PROBLEM -> When a line in the listing contains the string "Park", pick it out and copy it.

RECORDS ->
'''
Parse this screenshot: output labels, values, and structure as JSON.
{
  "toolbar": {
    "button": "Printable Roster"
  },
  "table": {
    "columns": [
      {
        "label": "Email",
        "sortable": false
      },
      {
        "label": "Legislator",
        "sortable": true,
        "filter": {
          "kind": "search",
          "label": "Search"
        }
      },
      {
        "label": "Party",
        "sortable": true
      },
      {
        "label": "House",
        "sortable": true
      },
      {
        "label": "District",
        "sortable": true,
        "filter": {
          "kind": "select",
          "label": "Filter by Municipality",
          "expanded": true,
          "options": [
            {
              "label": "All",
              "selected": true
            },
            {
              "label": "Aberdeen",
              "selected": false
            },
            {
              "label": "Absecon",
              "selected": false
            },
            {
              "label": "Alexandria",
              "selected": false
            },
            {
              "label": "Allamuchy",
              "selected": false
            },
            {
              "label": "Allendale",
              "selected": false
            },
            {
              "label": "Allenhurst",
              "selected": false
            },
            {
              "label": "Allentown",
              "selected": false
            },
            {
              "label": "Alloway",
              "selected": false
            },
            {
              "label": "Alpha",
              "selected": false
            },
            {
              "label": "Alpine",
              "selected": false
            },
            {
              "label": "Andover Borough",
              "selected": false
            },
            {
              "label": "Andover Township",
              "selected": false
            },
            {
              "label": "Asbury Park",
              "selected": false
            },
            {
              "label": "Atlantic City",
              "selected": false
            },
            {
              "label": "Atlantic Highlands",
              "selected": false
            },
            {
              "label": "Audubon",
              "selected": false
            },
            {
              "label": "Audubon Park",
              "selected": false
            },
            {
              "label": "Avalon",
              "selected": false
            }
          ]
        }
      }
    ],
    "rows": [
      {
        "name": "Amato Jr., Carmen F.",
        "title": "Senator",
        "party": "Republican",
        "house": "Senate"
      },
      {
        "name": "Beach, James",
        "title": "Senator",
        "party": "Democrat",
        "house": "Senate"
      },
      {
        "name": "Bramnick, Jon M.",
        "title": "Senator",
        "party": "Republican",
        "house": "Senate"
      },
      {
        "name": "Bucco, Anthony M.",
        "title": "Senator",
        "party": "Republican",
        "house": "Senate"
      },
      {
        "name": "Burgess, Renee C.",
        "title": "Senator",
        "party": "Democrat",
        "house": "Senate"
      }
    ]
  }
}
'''
SOLUTION TO THIS TASK ->
              "label": "Asbury Park",
              "label": "Audubon Park",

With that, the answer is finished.